Typically, an ‘army’ in Chosen Men will number 30-50 men, depending on quality, and possibly a light cannon or two. A game of that size should play out in about an hour once you’re familiar with the rules.
This, then, is a fast-play set of rules, operating on a 1:1 figure ratio, with small autonomous units. Not your usual Napoleonic game, but then, it’s not meant to be – this is a great point of entry for people who just want to field small formations of 28mm figures, and might be put off by big battalions.
THE CORE MECHANICS
Units are pretty much autonomous on the battlefield, although having officer nearby, or actually part of a unit, greatly enhances their ability to stand when the going gets tough. Units have their own stats and leadership value, and can take a number of actions in a turn based on their Tactical value – the higher this number, the more well-drilled the troops, and the more actions they get in a turn. These points, however, must be split between manoeuvring, shooting and fighting, so must be used wisely. The game is not strictly IGOUGO, but ‘alternating action’. Players take it in turns to move and act with a unit at a time. However, officers can sometimes use their command radius to move a whole section of their force at once, or forego this option to move out-of-position troops into the fray more quickly.
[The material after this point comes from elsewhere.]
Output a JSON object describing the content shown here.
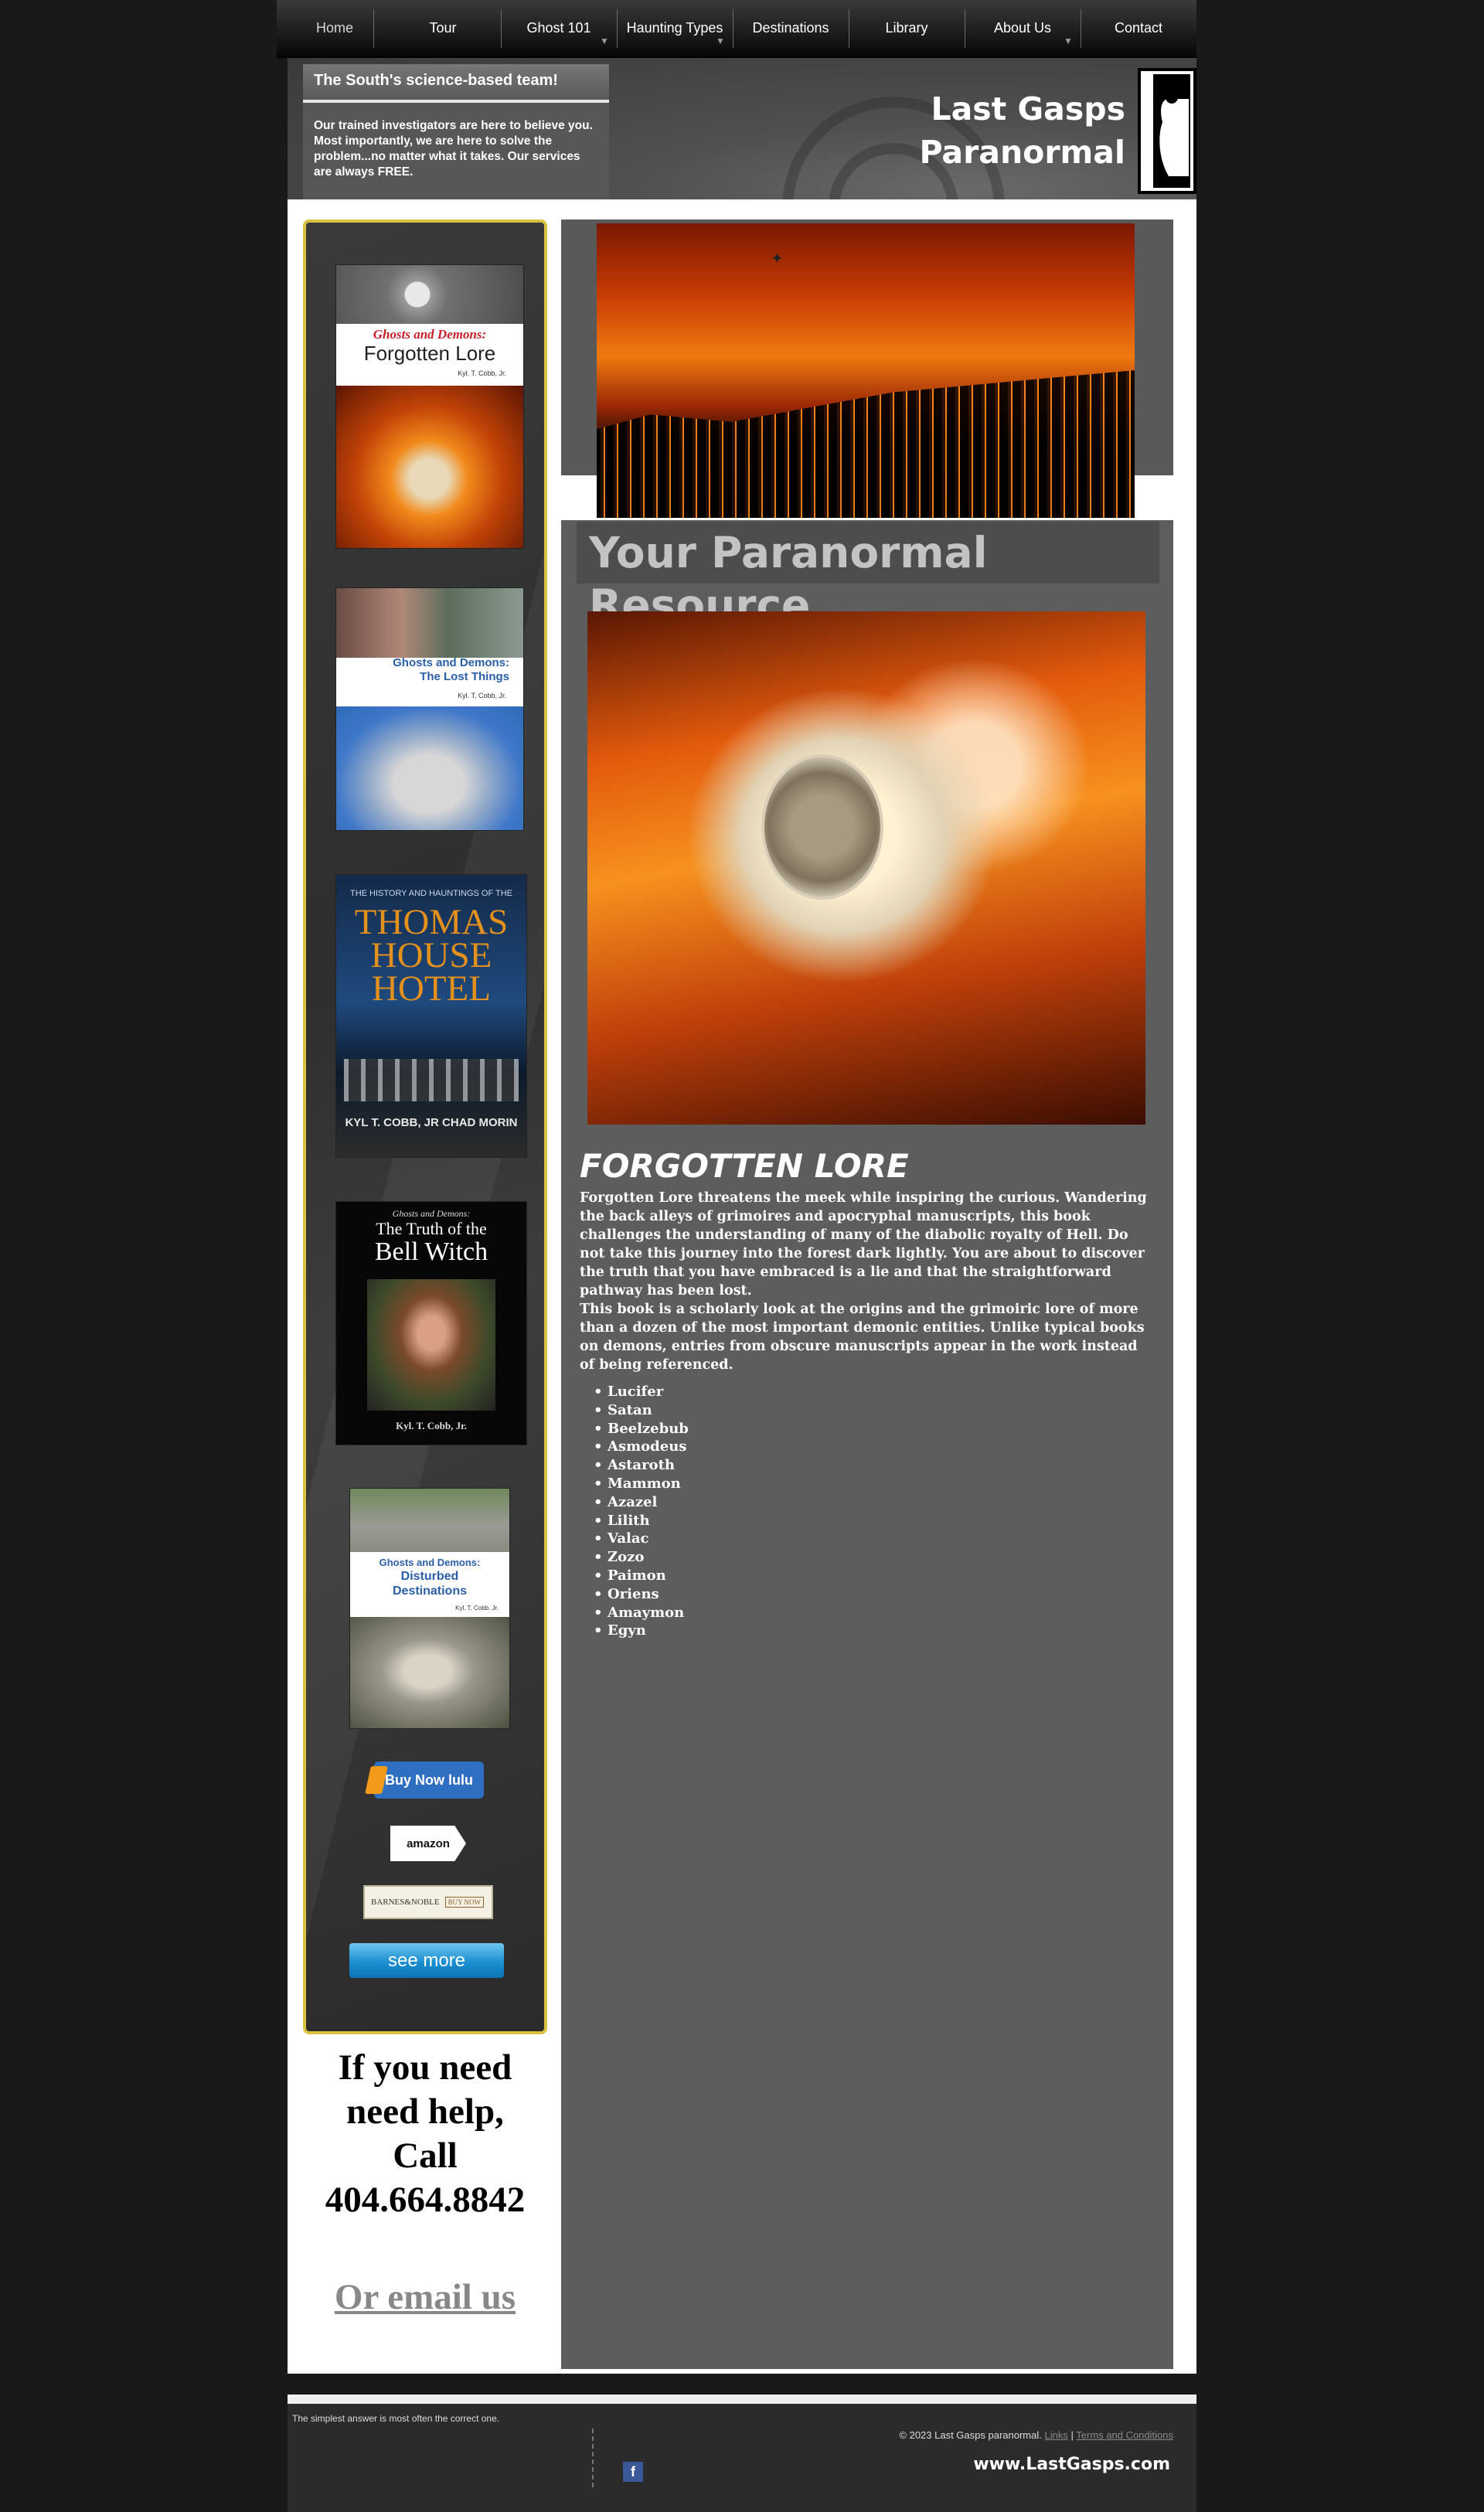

The game uses a D6 system. Whereas my other recent Osprey game, Broken Legions, used D10s to deal with very granular modifiers and drawn out one-on-one combats, this game is more about group musketry and quick, bloody hand-to-hand fights. You’re dealing with units of men at a time rather than individuals, and so I’ve tried to keep modifiers to a minimum. The complexity of the mechanics comes in the combinations of special rules and orders, representing the intricacies of command and control on the battlefield – the basic actions taken by units on the other hand, are streamlined, allowing for fast gameplay.
The nuts and bolts of the rules – moving, shooting, fighting, and morale – naturally make up the bulk of the book. Army lists and scenarios make up the remainder – the armies included are France (and their Peninsular allies), Great Britain (and both their Peninsular and Waterloo allies), and Prussia. However, every game needs one or two special features beyond merely [sparkling, flawless] core mechanics to make them stand out from the crowd. The two bits I’m most pleased with in this game are the Cauldron of War Strategies and Commander Traits.
Cauldron of War Strategies are randomly determined for each player in the first turn of the game. This special rule represents the raging battle that is going on just beyond the bounds of the gaming area, as though the skirmish taking place is merely a snapshot of a much larger engagement being fought all around. So, for instance, you might gain ‘The Big Battalions’, which means you have some large blocks of infantry just off the board, and when your opponent moves a unit to within 12” of the edge, you can give them a volley of massed musket fire. Similarly, you might roll ‘Artillery Bombardment’, meaning that some of your army’s cannons are directed in the direction of the skirmish action, sending a timely bombardment to shock and awe the enemy.